Your assignment:
Say how many lines of the listing below include "AttributeField". Write only that number.

•••••

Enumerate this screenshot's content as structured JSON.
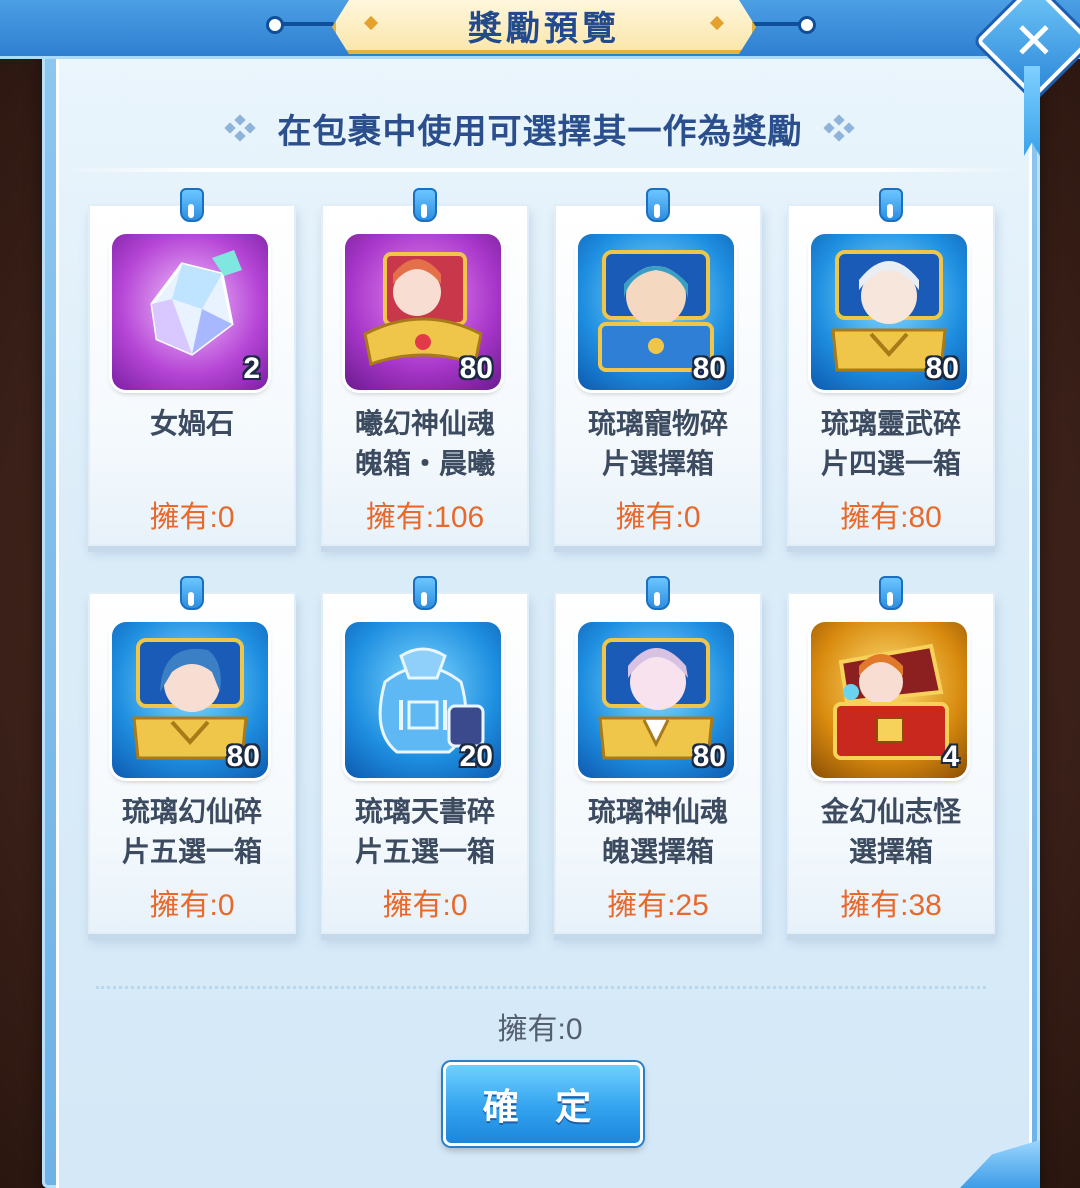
{
  "dialog": {
    "title": "獎勵預覽",
    "subtitle": "在包裹中使用可選擇其一作為獎勵",
    "close_icon": "close-icon",
    "footer_owned": "擁有:0",
    "confirm_label": "確 定"
  },
  "items": [
    {
      "name_line1": "女媧石",
      "name_line2": "",
      "count": "2",
      "owned": "擁有:0",
      "icon": "crystal-icon",
      "frame_color": "#c956e6"
    },
    {
      "name_line1": "曦幻神仙魂",
      "name_line2": "魄箱・晨曦",
      "count": "80",
      "owned": "擁有:106",
      "icon": "gold-chest-portrait-icon",
      "frame_color": "#c956e6"
    },
    {
      "name_line1": "琉璃寵物碎",
      "name_line2": "片選擇箱",
      "count": "80",
      "owned": "擁有:0",
      "icon": "blue-chest-pet-icon",
      "frame_color": "#2fa6f0"
    },
    {
      "name_line1": "琉璃靈武碎",
      "name_line2": "片四選一箱",
      "count": "80",
      "owned": "擁有:80",
      "icon": "blue-chest-portrait-icon",
      "frame_color": "#2fa6f0"
    },
    {
      "name_line1": "琉璃幻仙碎",
      "name_line2": "片五選一箱",
      "count": "80",
      "owned": "擁有:0",
      "icon": "blue-chest-portrait-icon",
      "frame_color": "#2fa6f0"
    },
    {
      "name_line1": "琉璃天書碎",
      "name_line2": "片五選一箱",
      "count": "20",
      "owned": "擁有:0",
      "icon": "blue-pouch-icon",
      "frame_color": "#2fa6f0"
    },
    {
      "name_line1": "琉璃神仙魂",
      "name_line2": "魄選擇箱",
      "count": "80",
      "owned": "擁有:25",
      "icon": "blue-chest-portrait-icon",
      "frame_color": "#2fa6f0"
    },
    {
      "name_line1": "金幻仙志怪",
      "name_line2": "選擇箱",
      "count": "4",
      "owned": "擁有:38",
      "icon": "gold-chest-icon",
      "frame_color": "#f2c21c"
    }
  ]
}
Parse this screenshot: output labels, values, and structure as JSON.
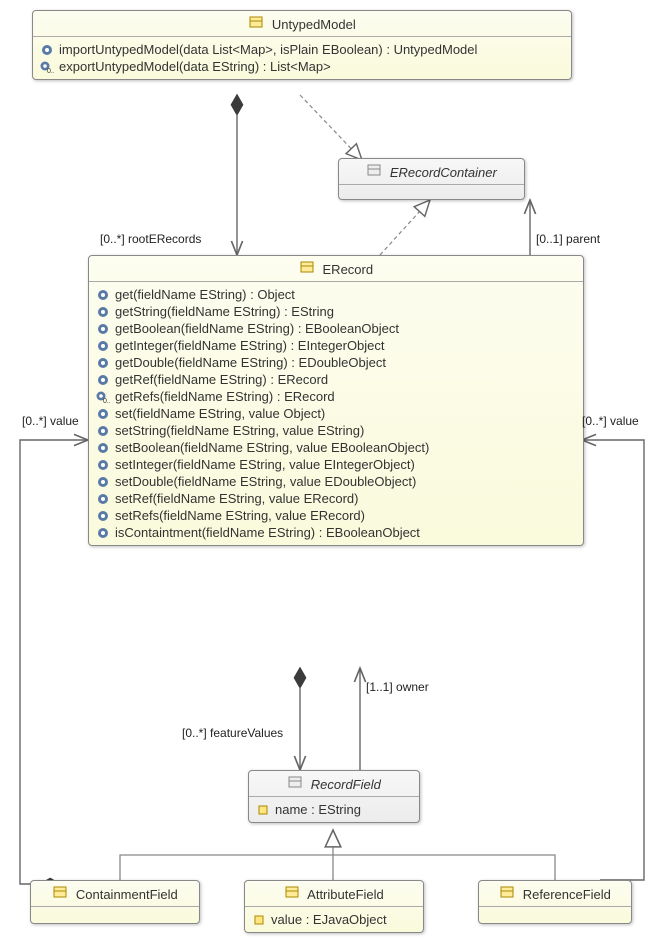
{
  "classes": {
    "UntypedModel": {
      "name": "UntypedModel",
      "ops": [
        "importUntypedModel(data List<Map>, isPlain EBoolean) : UntypedModel",
        "exportUntypedModel(data EString) : List<Map>"
      ]
    },
    "ERecordContainer": {
      "name": "ERecordContainer"
    },
    "ERecord": {
      "name": "ERecord",
      "ops": [
        "get(fieldName EString) : Object",
        "getString(fieldName EString) : EString",
        "getBoolean(fieldName EString) : EBooleanObject",
        "getInteger(fieldName EString) : EIntegerObject",
        "getDouble(fieldName EString) : EDoubleObject",
        "getRef(fieldName EString) : ERecord",
        "getRefs(fieldName EString) : ERecord",
        "set(fieldName EString, value Object)",
        "setString(fieldName EString, value EString)",
        "setBoolean(fieldName EString, value EBooleanObject)",
        "setInteger(fieldName EString, value EIntegerObject)",
        "setDouble(fieldName EString, value EDoubleObject)",
        "setRef(fieldName EString, value ERecord)",
        "setRefs(fieldName EString, value ERecord)",
        "isContaintment(fieldName EString) : EBooleanObject"
      ]
    },
    "RecordField": {
      "name": "RecordField",
      "attrs": [
        "name : EString"
      ]
    },
    "ContainmentField": {
      "name": "ContainmentField"
    },
    "AttributeField": {
      "name": "AttributeField",
      "attrs": [
        "value : EJavaObject"
      ]
    },
    "ReferenceField": {
      "name": "ReferenceField"
    }
  },
  "labels": {
    "rootERecords": "[0..*] rootERecords",
    "parent": "[0..1] parent",
    "valueLeft": "[0..*] value",
    "valueRight": "[0..*] value",
    "featureValues": "[0..*] featureValues",
    "owner": "[1..1] owner"
  }
}
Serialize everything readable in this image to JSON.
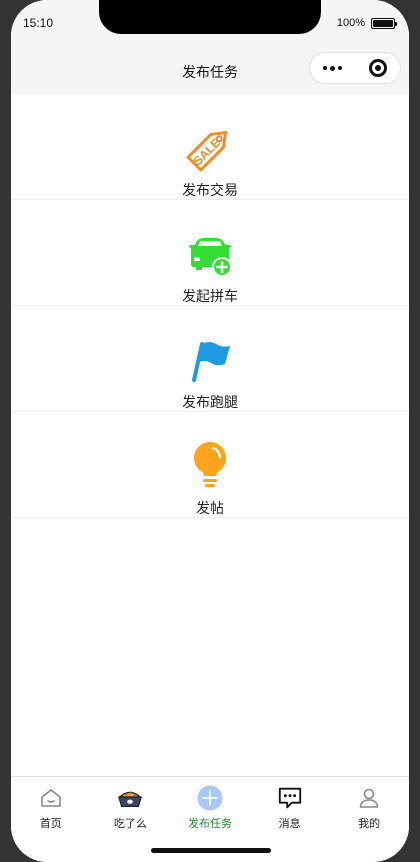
{
  "status_bar": {
    "time": "15:10",
    "battery_text": "100%",
    "battery_level": 1.0
  },
  "nav": {
    "title": "发布任务"
  },
  "menu": {
    "items": [
      {
        "label": "发布交易",
        "icon": "sale-tag-icon",
        "color": "#f28c28",
        "tag_text": "SALE"
      },
      {
        "label": "发起拼车",
        "icon": "car-add-icon",
        "color": "#33dd33"
      },
      {
        "label": "发布跑腿",
        "icon": "flag-icon",
        "color": "#1e9be0"
      },
      {
        "label": "发帖",
        "icon": "lightbulb-icon",
        "color": "#ffa41b"
      }
    ]
  },
  "tabbar": {
    "active_color": "#2a8c2a",
    "tabs": [
      {
        "label": "首页",
        "icon": "home-icon"
      },
      {
        "label": "吃了么",
        "icon": "food-bowl-icon"
      },
      {
        "label": "发布任务",
        "icon": "plus-circle-icon",
        "active": true
      },
      {
        "label": "消息",
        "icon": "message-icon"
      },
      {
        "label": "我的",
        "icon": "user-icon"
      }
    ]
  }
}
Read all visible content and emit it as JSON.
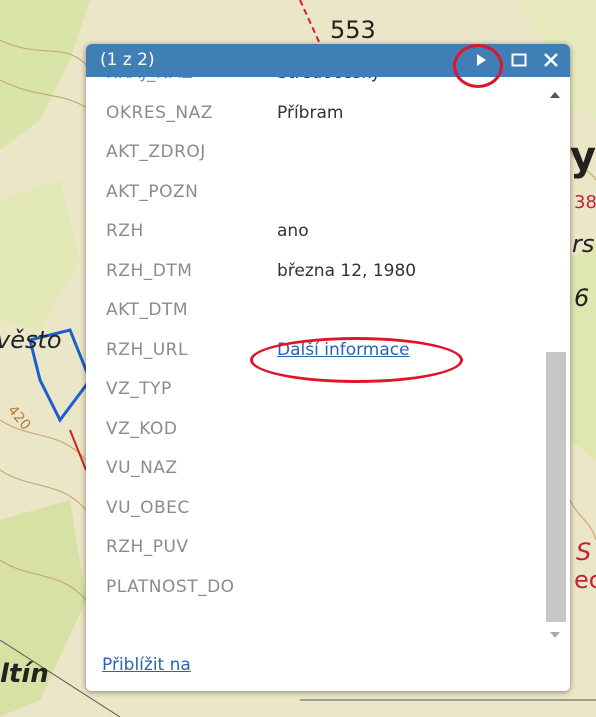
{
  "map": {
    "labels": [
      "553",
      "ys",
      "38",
      "rs",
      "6",
      "věsto",
      "420",
      "ltín",
      "S",
      "ec"
    ]
  },
  "popup": {
    "title": "(1 z 2)",
    "next_icon": "play-triangle",
    "maximize_icon": "square-outline",
    "close_icon": "x",
    "fields": [
      {
        "key": "KRAJ_NAZ",
        "value": "Středočeský"
      },
      {
        "key": "OKRES_NAZ",
        "value": "Příbram"
      },
      {
        "key": "AKT_ZDROJ",
        "value": ""
      },
      {
        "key": "AKT_POZN",
        "value": ""
      },
      {
        "key": "RZH",
        "value": "ano"
      },
      {
        "key": "RZH_DTM",
        "value": "března 12, 1980"
      },
      {
        "key": "AKT_DTM",
        "value": ""
      },
      {
        "key": "RZH_URL",
        "value": "Další informace",
        "link": true
      },
      {
        "key": "VZ_TYP",
        "value": ""
      },
      {
        "key": "VZ_KOD",
        "value": ""
      },
      {
        "key": "VU_NAZ",
        "value": ""
      },
      {
        "key": "VU_OBEC",
        "value": ""
      },
      {
        "key": "RZH_PUV",
        "value": ""
      },
      {
        "key": "PLATNOST_DO",
        "value": ""
      }
    ],
    "footer": {
      "zoom_link": "Přiblížit na"
    }
  },
  "colors": {
    "titlebar": "#3f7fb6",
    "link": "#2a62b4",
    "highlight": "#e0152a"
  }
}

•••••

Task result:
2